For the ground circuit you should not have more than .2 volts or 200 millivolts. This would be pretty much for all circuits in the charging system. With such voltage drops you will see a lack of performance in your charging system. Depending on some voltage drops, the charging system will try to compensate causing the alternator to put out 15 or more volts while only getting 13 volts at the battery and to power stuff in the vehicle, hence poor efficiency. And the alternator is working so hard at that higher voltage that the alternator will prematurely fail. Therefore when replacing an alternator or regulator that has failed I would recommend:
- Checking voltage drop on the insulated supply circuit, ground circuit and insulated circuit to the regulator.
- Clean and tighten connections to reduce voltage drop.
- Check field voltage specs and determine if alternator current flow is in sync with the field terminal voltages.
In most newer vehicles today you may find that they don’t have regulators. Car and van manufacture’s are using the vehicles ECM to control the alternators charging output. This means that engine, body and chassis grounds are more important than ever. Make sure you have good grounds and that connections are clean and tight.
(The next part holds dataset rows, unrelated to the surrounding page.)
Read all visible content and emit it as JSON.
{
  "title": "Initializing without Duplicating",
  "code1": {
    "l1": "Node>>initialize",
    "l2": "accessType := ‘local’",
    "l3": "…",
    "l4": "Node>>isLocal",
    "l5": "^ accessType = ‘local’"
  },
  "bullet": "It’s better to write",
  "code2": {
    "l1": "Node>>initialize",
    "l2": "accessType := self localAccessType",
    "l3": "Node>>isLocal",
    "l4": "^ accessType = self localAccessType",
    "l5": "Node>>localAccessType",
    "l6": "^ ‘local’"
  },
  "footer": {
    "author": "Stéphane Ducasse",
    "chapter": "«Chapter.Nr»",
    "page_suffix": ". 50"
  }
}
With proper maintenance you should have a long lasting and efficient charging system.